Sindy Cutler always smiles. That’s something she wants people to know, especially her 2-year-old students.
That’s why before the academic year kicked off, she arranged a special call with each of her students, showing them what she looked like with her mask on and off. And just in case they forget, she’ll be wearing a button with a picture of her unmasked face to work every day.
But mask or no mask, Cutler wants her students to know she will be smiling regardless.
And there’s a lot to smile about at Riverdale Temple Nursery School, which reopened its doors Sept. 8. Well, more aptly, it reopened its parking lot.
Don’t worry, students won’t be learning in the parking lot. But that’s where they held a two-day meet-and-greet with parents and teachers to kick off what will likely be an academic year unlike any other. Their schooling began later in the week, with two half-days that Thursday and Friday. The first full day of school was Sept. 14.
Like every other school in the city, the nursery school closed its doors in mid-March in the wake of the coronavirus pandemic. But health crisis or not, the show had to go on. Routine is paramount in early childhood education, according to Sandi Daniels, a universal pre-K teacher at the school. Whether in the classroom or meeting over the online videoconferencing app Zoom, teachers should stick to that daily routine, whether it’s calendar time then storytime, or storytime then calendar time.
“It makes them feel more secure, which is most important,” Daniels said. “Especially nowadays.”
Even while they were remote, school director Alexandra Abikzer wanted to make in-person nursery school a reality come September. While her teachers did what they had to do remotely, Abikzer recognized remote learning isn’t ideal for young children.
“We believe that nursery school should be a fun, loving safe space for the children,” she said. “I think it’s important that the kids have a routine and that they’re just getting back to some kind of normalcy.”
While the issue of reopening schools is on many people’s minds lately, there are some unique factors to consider at nursery schools. For instance, will the children be able to socially distance and keep their masks on?
To Abikzer, the mask concern might be a misplaced anxiety. In fact, she thinks it might be directed at the wrong people altogether.
“Kids are resilient, and I think that we don’t give them enough credit,” Abikzer said. “At the meet-and-greet, the kids all came with their cute masks, and they had no problem.

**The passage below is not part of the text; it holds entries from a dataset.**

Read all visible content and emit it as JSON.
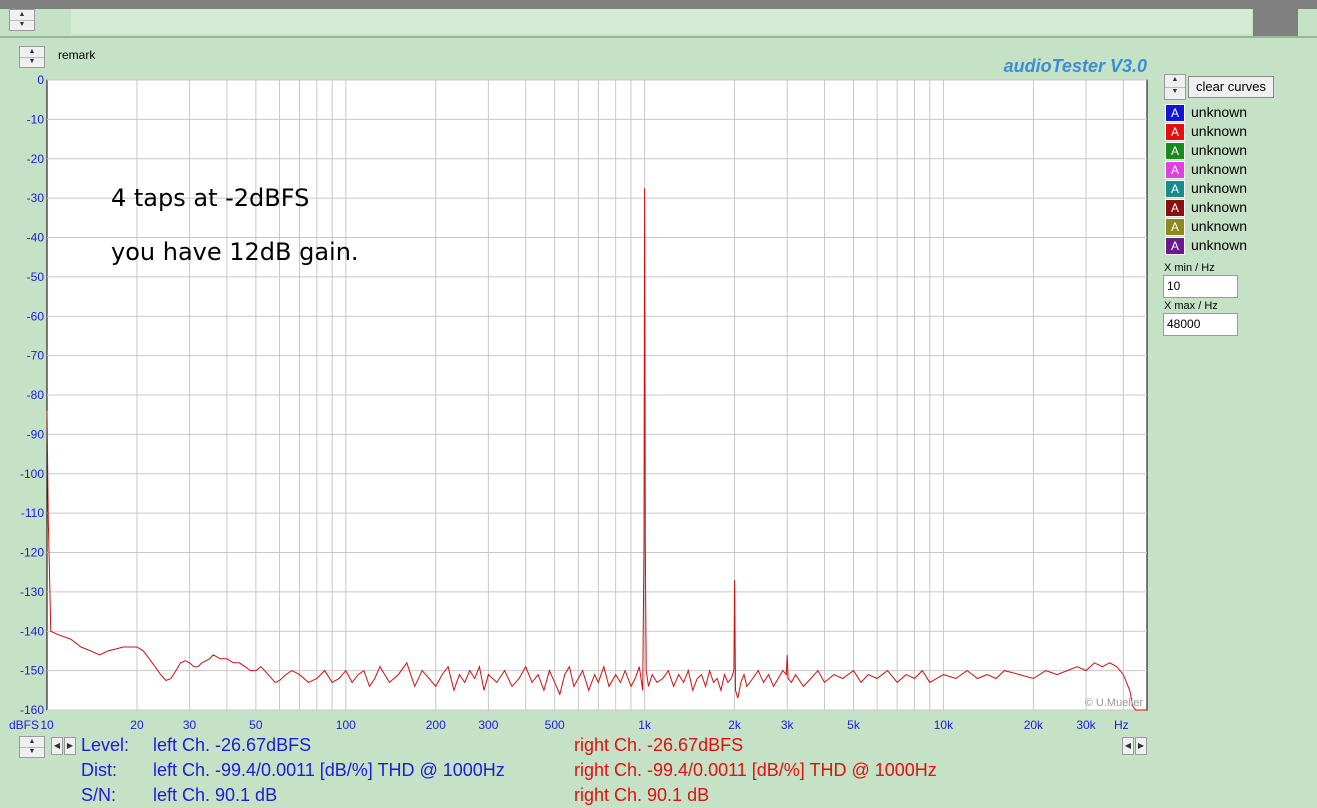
{
  "app": {
    "brand": "audioTester  V3.0",
    "remark_label": "remark",
    "clear_button": "clear curves"
  },
  "legend": [
    {
      "letter": "A",
      "color": "#1414d8",
      "label": "unknown"
    },
    {
      "letter": "A",
      "color": "#e01010",
      "label": "unknown"
    },
    {
      "letter": "A",
      "color": "#1a8a1a",
      "label": "unknown"
    },
    {
      "letter": "A",
      "color": "#e040e0",
      "label": "unknown"
    },
    {
      "letter": "A",
      "color": "#1a8a8a",
      "label": "unknown"
    },
    {
      "letter": "A",
      "color": "#8a1010",
      "label": "unknown"
    },
    {
      "letter": "A",
      "color": "#8a8a20",
      "label": "unknown"
    },
    {
      "letter": "A",
      "color": "#6a1a8a",
      "label": "unknown"
    }
  ],
  "range": {
    "xmin_label": "X min / Hz",
    "xmin_value": "10",
    "xmax_label": "X max / Hz",
    "xmax_value": "48000"
  },
  "annotations": [
    "4 taps at -2dBFS",
    "you have 12dB gain."
  ],
  "readouts": {
    "level_label": "Level:",
    "dist_label": "Dist:",
    "sn_label": "S/N:",
    "left_level": "left Ch. -26.67dBFS",
    "left_dist": "left Ch. -99.4/0.0011 [dB/%] THD @ 1000Hz",
    "left_sn": "left Ch. 90.1 dB",
    "right_level": "right Ch. -26.67dBFS",
    "right_dist": "right Ch. -99.4/0.0011 [dB/%] THD @ 1000Hz",
    "right_sn": "right Ch. 90.1 dB"
  },
  "chart_data": {
    "type": "line",
    "xscale": "log",
    "xlim": [
      10,
      48000
    ],
    "ylim": [
      -160,
      0
    ],
    "grid": true,
    "ylabel": "dBFS",
    "xunit": "Hz",
    "watermark": "© U.Mueller",
    "yticks": [
      0,
      -10,
      -20,
      -30,
      -40,
      -50,
      -60,
      -70,
      -80,
      -90,
      -100,
      -110,
      -120,
      -130,
      -140,
      -150,
      -160
    ],
    "xticks": [
      {
        "v": 10,
        "l": "10"
      },
      {
        "v": 20,
        "l": "20"
      },
      {
        "v": 30,
        "l": "30"
      },
      {
        "v": 50,
        "l": "50"
      },
      {
        "v": 100,
        "l": "100"
      },
      {
        "v": 200,
        "l": "200"
      },
      {
        "v": 300,
        "l": "300"
      },
      {
        "v": 500,
        "l": "500"
      },
      {
        "v": 1000,
        "l": "1k"
      },
      {
        "v": 2000,
        "l": "2k"
      },
      {
        "v": 3000,
        "l": "3k"
      },
      {
        "v": 5000,
        "l": "5k"
      },
      {
        "v": 10000,
        "l": "10k"
      },
      {
        "v": 20000,
        "l": "20k"
      },
      {
        "v": 30000,
        "l": "30k"
      }
    ],
    "series": [
      {
        "color": "#cc1010",
        "points": [
          [
            10,
            -84
          ],
          [
            10.1,
            -112
          ],
          [
            10.3,
            -140
          ],
          [
            11,
            -141
          ],
          [
            12,
            -142
          ],
          [
            13,
            -144
          ],
          [
            14,
            -145
          ],
          [
            15,
            -146
          ],
          [
            16,
            -145
          ],
          [
            17,
            -144.5
          ],
          [
            18,
            -144
          ],
          [
            19,
            -144
          ],
          [
            20,
            -144
          ],
          [
            21,
            -145
          ],
          [
            22,
            -147
          ],
          [
            23,
            -149
          ],
          [
            24,
            -151
          ],
          [
            25,
            -152.5
          ],
          [
            26,
            -152
          ],
          [
            27,
            -150
          ],
          [
            28,
            -148
          ],
          [
            29,
            -147.5
          ],
          [
            30,
            -148
          ],
          [
            31,
            -149
          ],
          [
            32,
            -149
          ],
          [
            33,
            -148
          ],
          [
            34,
            -147.5
          ],
          [
            35,
            -147
          ],
          [
            36,
            -146
          ],
          [
            37,
            -146.5
          ],
          [
            38,
            -147
          ],
          [
            40,
            -147
          ],
          [
            42,
            -148
          ],
          [
            44,
            -148
          ],
          [
            46,
            -149
          ],
          [
            48,
            -150
          ],
          [
            50,
            -150
          ],
          [
            52,
            -149
          ],
          [
            55,
            -151
          ],
          [
            58,
            -153
          ],
          [
            60,
            -152.5
          ],
          [
            63,
            -151
          ],
          [
            66,
            -150
          ],
          [
            70,
            -151
          ],
          [
            75,
            -153
          ],
          [
            80,
            -152
          ],
          [
            85,
            -150
          ],
          [
            90,
            -153
          ],
          [
            95,
            -152
          ],
          [
            100,
            -150
          ],
          [
            105,
            -153
          ],
          [
            110,
            -151
          ],
          [
            115,
            -150
          ],
          [
            120,
            -154
          ],
          [
            125,
            -152
          ],
          [
            130,
            -149
          ],
          [
            140,
            -153
          ],
          [
            150,
            -151
          ],
          [
            160,
            -148
          ],
          [
            170,
            -154
          ],
          [
            180,
            -150
          ],
          [
            190,
            -152
          ],
          [
            200,
            -154
          ],
          [
            210,
            -151
          ],
          [
            220,
            -149
          ],
          [
            230,
            -155
          ],
          [
            240,
            -151
          ],
          [
            250,
            -153
          ],
          [
            260,
            -150
          ],
          [
            270,
            -152
          ],
          [
            280,
            -149
          ],
          [
            290,
            -155
          ],
          [
            300,
            -151
          ],
          [
            320,
            -153
          ],
          [
            340,
            -150
          ],
          [
            360,
            -154
          ],
          [
            380,
            -152
          ],
          [
            400,
            -149
          ],
          [
            420,
            -153
          ],
          [
            440,
            -151
          ],
          [
            460,
            -155
          ],
          [
            480,
            -150
          ],
          [
            500,
            -153
          ],
          [
            520,
            -156
          ],
          [
            540,
            -151
          ],
          [
            560,
            -149
          ],
          [
            580,
            -154
          ],
          [
            600,
            -152
          ],
          [
            620,
            -150
          ],
          [
            650,
            -155
          ],
          [
            680,
            -151
          ],
          [
            700,
            -153
          ],
          [
            730,
            -149
          ],
          [
            760,
            -154
          ],
          [
            800,
            -151
          ],
          [
            830,
            -153
          ],
          [
            860,
            -150
          ],
          [
            900,
            -154
          ],
          [
            930,
            -152
          ],
          [
            960,
            -149
          ],
          [
            985,
            -155
          ],
          [
            995,
            -118
          ],
          [
            1000,
            -27.5
          ],
          [
            1002,
            -58
          ],
          [
            1005,
            -118
          ],
          [
            1012,
            -150
          ],
          [
            1030,
            -154
          ],
          [
            1060,
            -151
          ],
          [
            1100,
            -153
          ],
          [
            1150,
            -152
          ],
          [
            1200,
            -150
          ],
          [
            1250,
            -154
          ],
          [
            1300,
            -151
          ],
          [
            1350,
            -153
          ],
          [
            1400,
            -150
          ],
          [
            1450,
            -155
          ],
          [
            1500,
            -152
          ],
          [
            1550,
            -151
          ],
          [
            1600,
            -154
          ],
          [
            1650,
            -150
          ],
          [
            1700,
            -153
          ],
          [
            1750,
            -152
          ],
          [
            1800,
            -155
          ],
          [
            1850,
            -151
          ],
          [
            1900,
            -153
          ],
          [
            1950,
            -152
          ],
          [
            1990,
            -150
          ],
          [
            2000,
            -127
          ],
          [
            2005,
            -137
          ],
          [
            2015,
            -155
          ],
          [
            2050,
            -157
          ],
          [
            2100,
            -153
          ],
          [
            2150,
            -151
          ],
          [
            2200,
            -154
          ],
          [
            2300,
            -152
          ],
          [
            2400,
            -150
          ],
          [
            2500,
            -153
          ],
          [
            2600,
            -151
          ],
          [
            2700,
            -154
          ],
          [
            2800,
            -152
          ],
          [
            2900,
            -150
          ],
          [
            2980,
            -151
          ],
          [
            3000,
            -146
          ],
          [
            3020,
            -152
          ],
          [
            3100,
            -153
          ],
          [
            3200,
            -151
          ],
          [
            3400,
            -154
          ],
          [
            3600,
            -152
          ],
          [
            3800,
            -150
          ],
          [
            4000,
            -153
          ],
          [
            4300,
            -151
          ],
          [
            4600,
            -152
          ],
          [
            5000,
            -150
          ],
          [
            5300,
            -153
          ],
          [
            5600,
            -151
          ],
          [
            6000,
            -152
          ],
          [
            6500,
            -150
          ],
          [
            7000,
            -153
          ],
          [
            7500,
            -151
          ],
          [
            8000,
            -152
          ],
          [
            8500,
            -150
          ],
          [
            9000,
            -153
          ],
          [
            10000,
            -151
          ],
          [
            11000,
            -152
          ],
          [
            12000,
            -150
          ],
          [
            13000,
            -152
          ],
          [
            14000,
            -151
          ],
          [
            15000,
            -152
          ],
          [
            16000,
            -150
          ],
          [
            18000,
            -151
          ],
          [
            20000,
            -152
          ],
          [
            22000,
            -150
          ],
          [
            24000,
            -151
          ],
          [
            26000,
            -150
          ],
          [
            28000,
            -149
          ],
          [
            30000,
            -150
          ],
          [
            32000,
            -148
          ],
          [
            34000,
            -149
          ],
          [
            36000,
            -148
          ],
          [
            38000,
            -149
          ],
          [
            40000,
            -151
          ],
          [
            42000,
            -155
          ],
          [
            43000,
            -159
          ],
          [
            44000,
            -160
          ],
          [
            48000,
            -160
          ]
        ]
      }
    ]
  }
}
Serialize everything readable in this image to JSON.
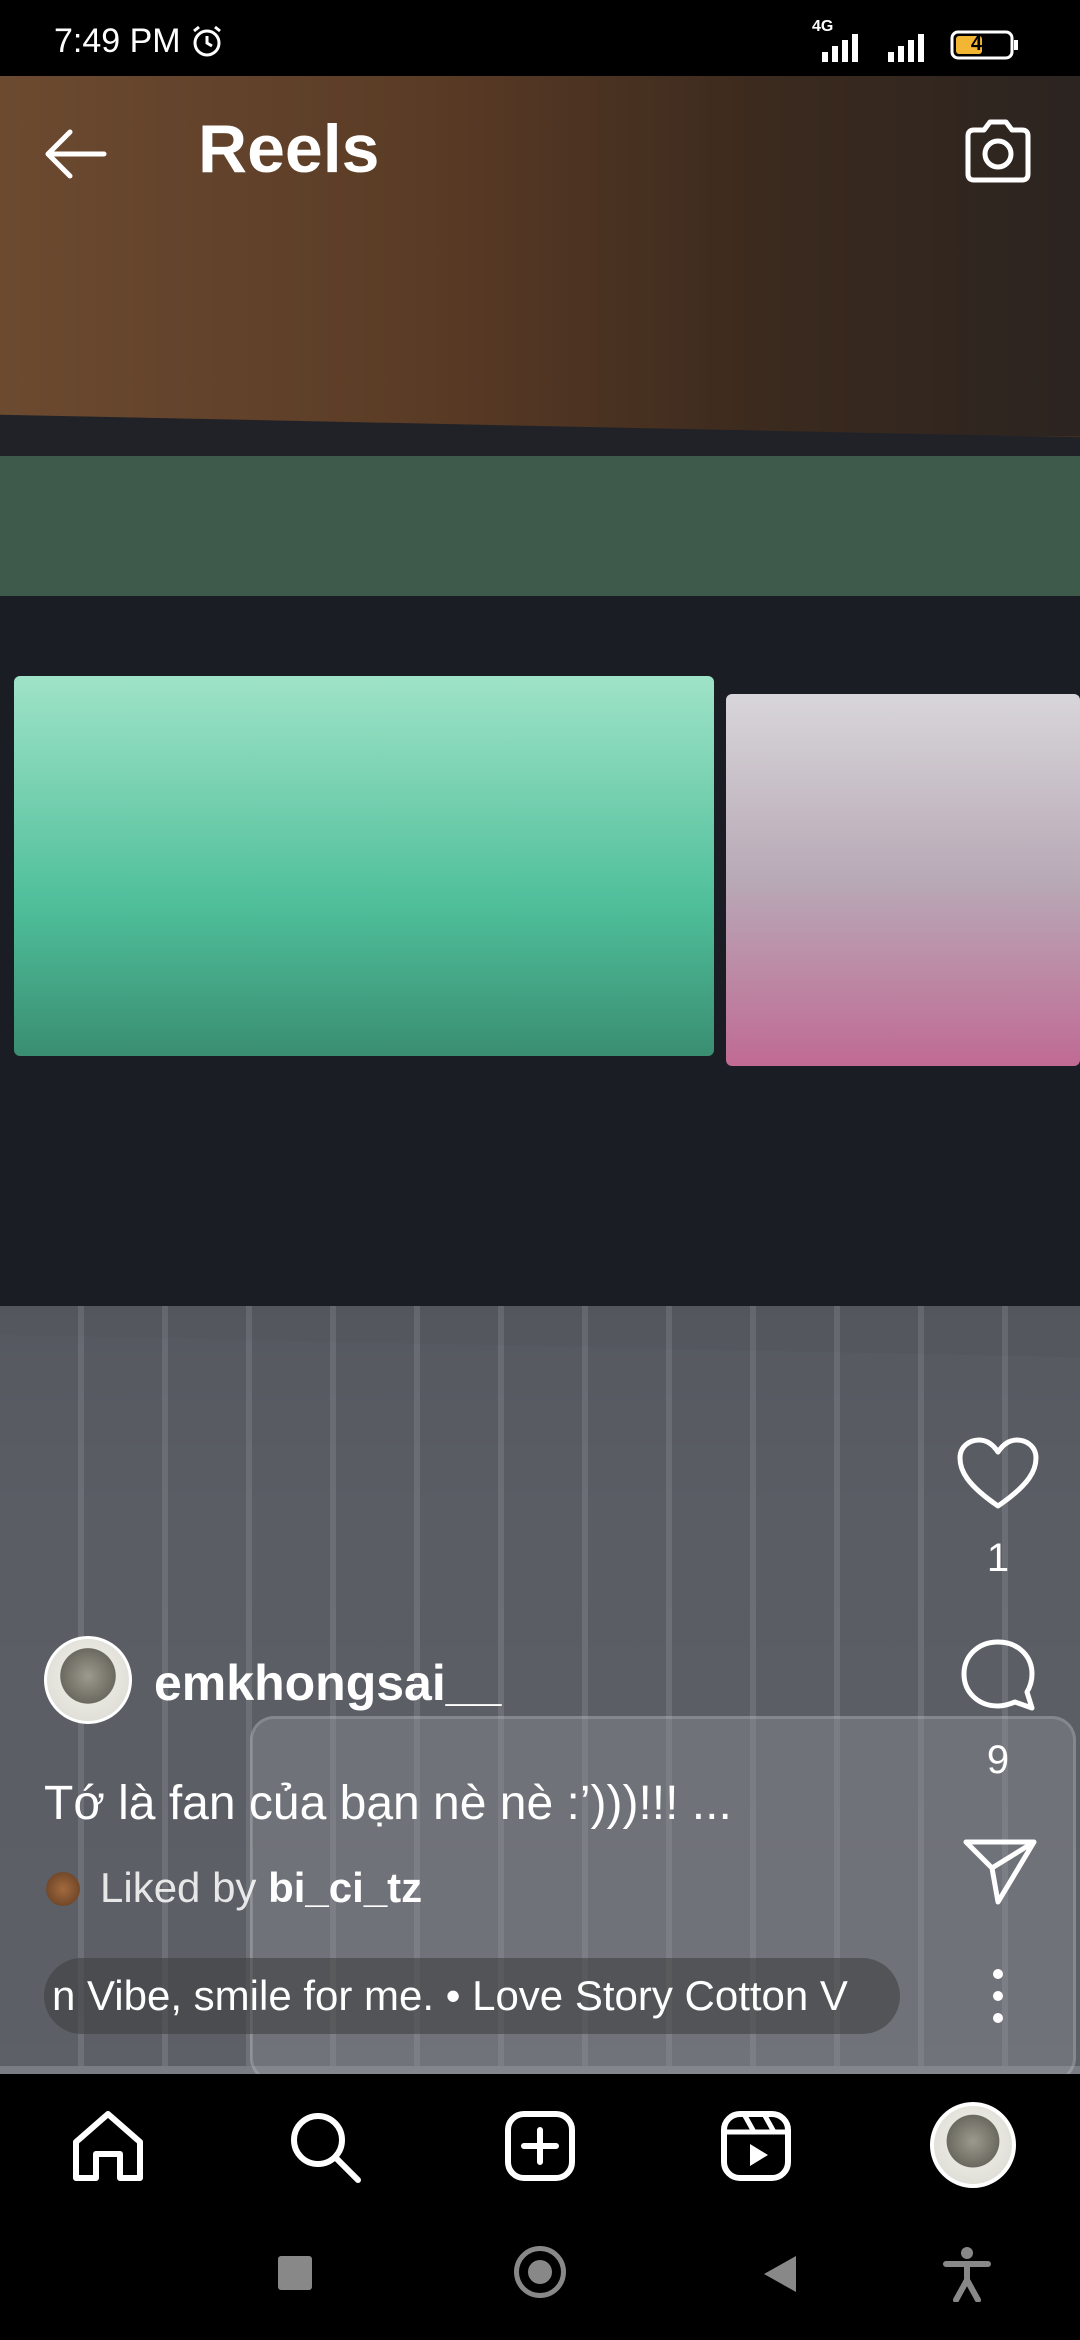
{
  "status_bar": {
    "time": "7:49 PM",
    "network": "4G",
    "battery": "46"
  },
  "header": {
    "title": "Reels"
  },
  "actions": {
    "like_count": "1",
    "comment_count": "9"
  },
  "post": {
    "username": "emkhongsai__",
    "caption": "Tớ là fan của bạn nè nè :’)))!!! ...",
    "liked_by_prefix": "Liked by ",
    "liked_by_user": "bi_ci_tz",
    "audio": "n Vibe, smile for me. • Love Story   Cotton V"
  },
  "icons": {
    "back": "arrow-left-icon",
    "camera": "camera-icon",
    "like": "heart-icon",
    "comment": "comment-bubble-icon",
    "share": "paper-plane-icon",
    "more": "vertical-dots-icon",
    "nav": [
      "home-icon",
      "search-icon",
      "create-icon",
      "reels-icon",
      "profile-avatar"
    ]
  }
}
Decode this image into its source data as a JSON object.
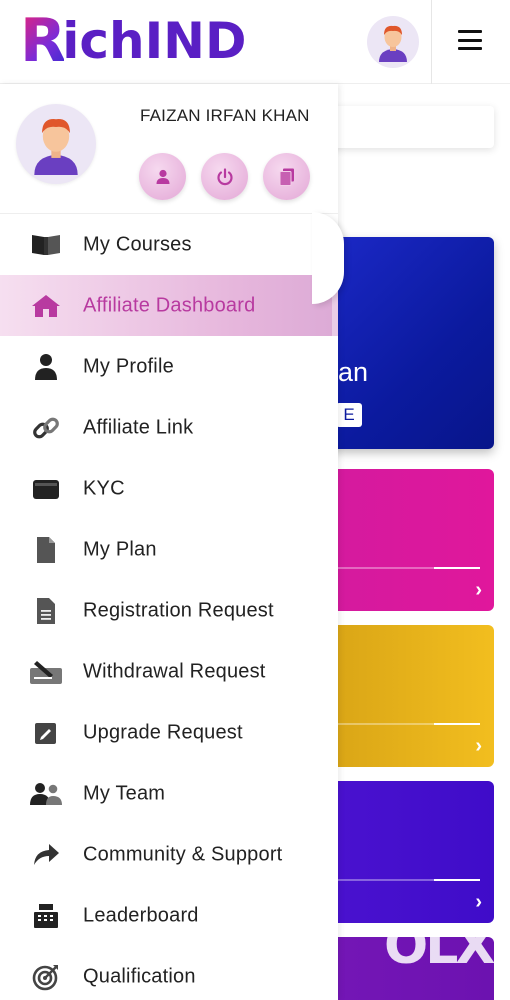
{
  "app": {
    "logo_first": "R",
    "logo_rest": "ichIND"
  },
  "header": {
    "avatar_icon": "user-avatar-icon",
    "menu_icon": "hamburger-icon"
  },
  "background": {
    "card_text": "an",
    "card_pill": "E"
  },
  "watermark": "OLX",
  "profile": {
    "name": "FAIZAN IRFAN KHAN",
    "actions": [
      {
        "name": "profile-action-button",
        "icon": "user-icon"
      },
      {
        "name": "logout-button",
        "icon": "power-icon"
      },
      {
        "name": "copy-button",
        "icon": "copy-icon"
      }
    ]
  },
  "menu": {
    "items": [
      {
        "label": "My Courses",
        "icon": "book-icon"
      },
      {
        "label": "Affiliate Dashboard",
        "icon": "home-icon",
        "active": true
      },
      {
        "label": "My Profile",
        "icon": "user-icon"
      },
      {
        "label": "Affiliate Link",
        "icon": "link-icon"
      },
      {
        "label": "KYC",
        "icon": "wallet-icon"
      },
      {
        "label": "My Plan",
        "icon": "file-icon"
      },
      {
        "label": "Registration Request",
        "icon": "document-icon"
      },
      {
        "label": "Withdrawal Request",
        "icon": "signature-icon"
      },
      {
        "label": "Upgrade Request",
        "icon": "edit-icon"
      },
      {
        "label": "My Team",
        "icon": "users-icon"
      },
      {
        "label": "Community & Support",
        "icon": "share-icon"
      },
      {
        "label": "Leaderboard",
        "icon": "cash-register-icon"
      },
      {
        "label": "Qualification",
        "icon": "target-icon"
      }
    ]
  },
  "colors": {
    "brand": "#5a1fc4",
    "active_text": "#b83aa0",
    "active_bg": "#e6b6dc"
  }
}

It’s the adults that are really fidgeting and having a harder time with it.”
Of course, there will be other new safety measures in place. But coronavirus-related procedures will be just another routine for the students to follow.
“In order for them to come on the playground, everybody had to have their temperature checked, and then we put some lotion on their hands,” Cutler said. “And that’s what we will do every morning when they enter the school.”
In the classroom, the teachers are focused on maintaining as much social distance as possible. Last year, Cutler would have six students sitting at a table at a time. But this year, only four are allowed, with a push for just two or three. And Daniels’ classroom now has dividers, names on chairs and individual supply sets for each student so they don’t need to share.
The school also uses “pods” to distance from other classes. Each pod will have its own room and bathroom, and its members will only be allowed to play with others in their pod. That way, if someone does test positive for the virus that causes COVID-19, only the affected pod would have to go remote, Abikzer said. That’s much better than shutting down the entire school.
How teachers will address the pandemic in the classroom might vary depending both on the teacher and the ages of the children they teach. Cutler’s toddlers might not understand words like “pandemic” or “COVID-19,” but they can absolutely sing songs about washing their hands and telling the germs to “go away.”
“I will sing the (hand-washing) song every day this year with these children,” Cutler said. Using the melody from the popular nursery rhyme “Frère Jacques.”
“It’s, ‘Tops and bottoms, tops and bottoms, in between, in between. All around our hands, all around our hands. Now they’re clean, now they’re clean.”
The past six months have been difficult for most everyone. But to Daniels, they might have been longer and harder for the city’s youngest residents, making a return to nursery school all the more important.
“I want to give back some of their childhood that they’ve lost,” Daniels said. “I want it to be as normal and as chill as possible. I just want them to come in and be happy here.”